When we look at NFPA 96, section 1.1.4 tells us when the standard applies or more accurately when it doesn't apply. In the list of four items that must be "true" to not require the application of 96 are:
(1) only residential appliances
(2) fire extinguishers properly located and complying with NFPA 10
(3) the facility is not an assembly occupancy
(4) approval of the AHJ
My question is if all of the above are true, does the occupancy not need an NFPA 96 compliant hood? Sounds like a stupid question right? But, when we look at small restaurants with an occupant load of under 50, they are classified as Mercantile Occupancies, thus not assembly. So if a small restaurant, convenience store, whatever is not an assembly occupancy and they use only residential appliances, and have the right extinguishers, and the AHJ says OK? Is that really the intent?

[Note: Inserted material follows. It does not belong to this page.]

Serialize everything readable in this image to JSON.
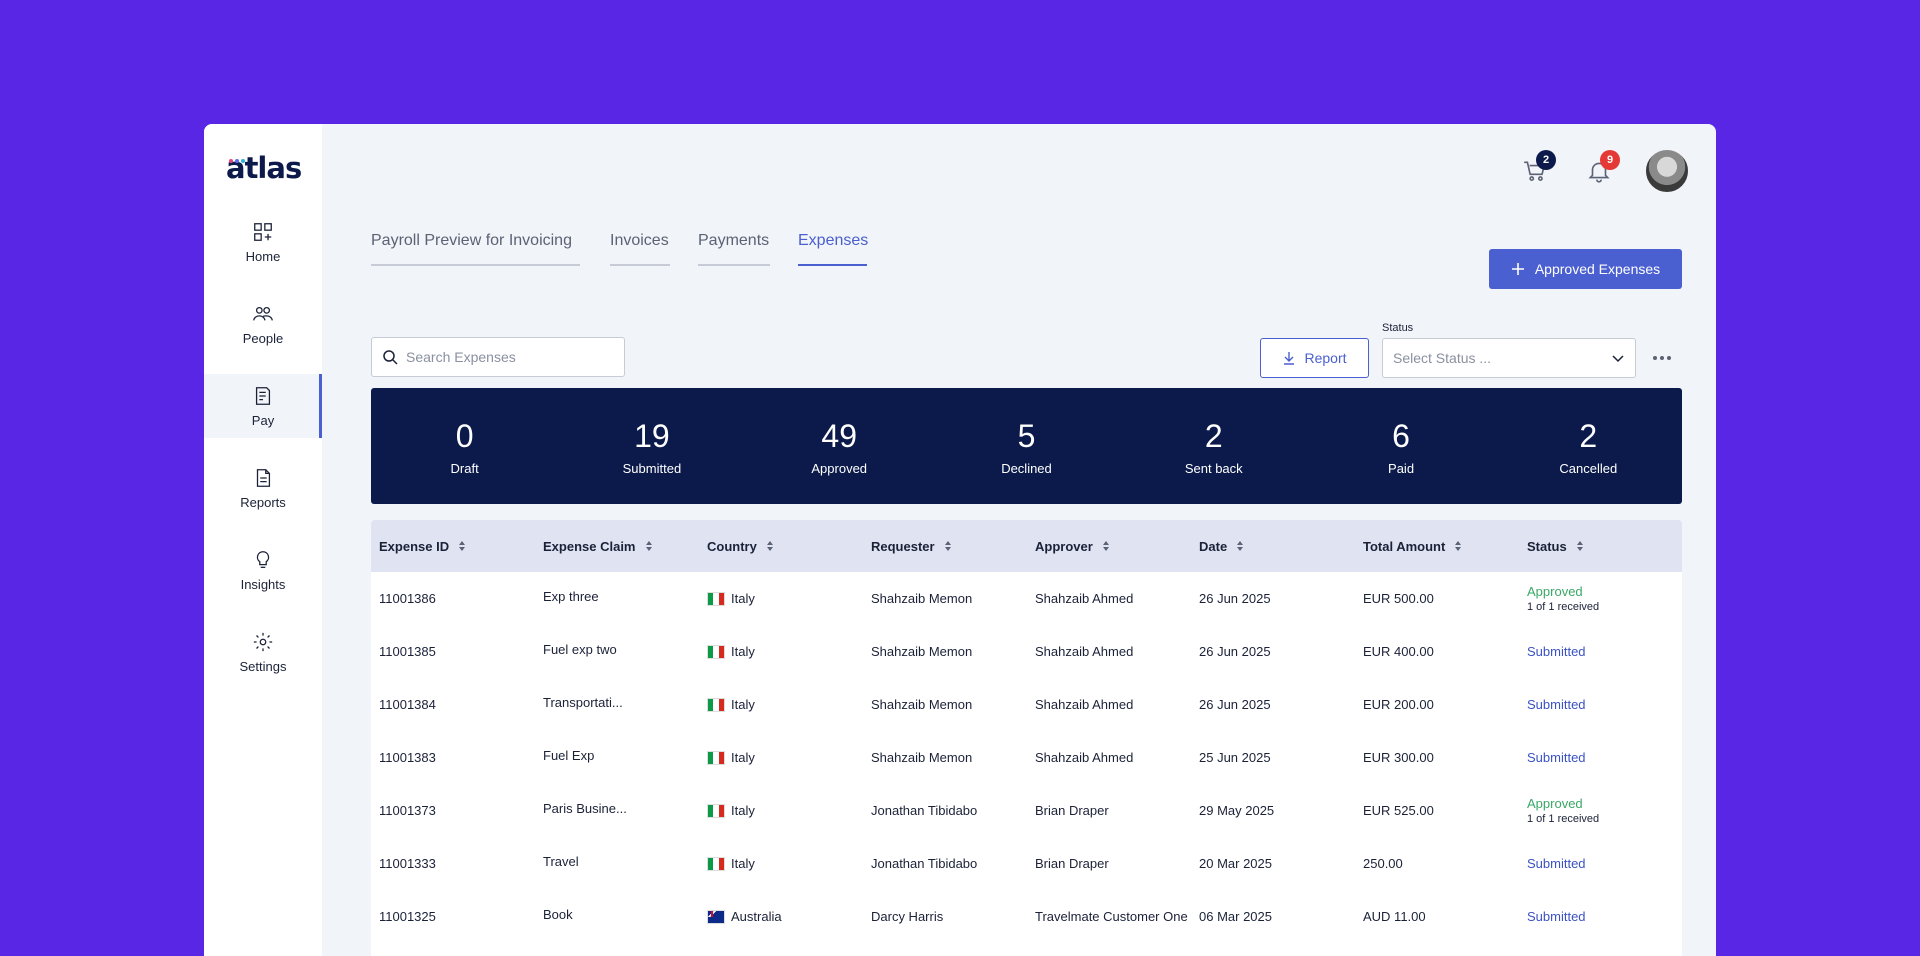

The annex and commentary speak to infrequent uses or non-traditional kitchen uses: break room warming, daycare centers warming bottles, churches not cooing meals that produce grease-laden vapor (although likely they're assembly?)
To complicate this, NFPA 101, section 188.8.131.52 says commercial cooking operations must meet 9.2.3 which sends us to NFPA 96. Does this mean once you get to 96 you overlook section 1.1.4?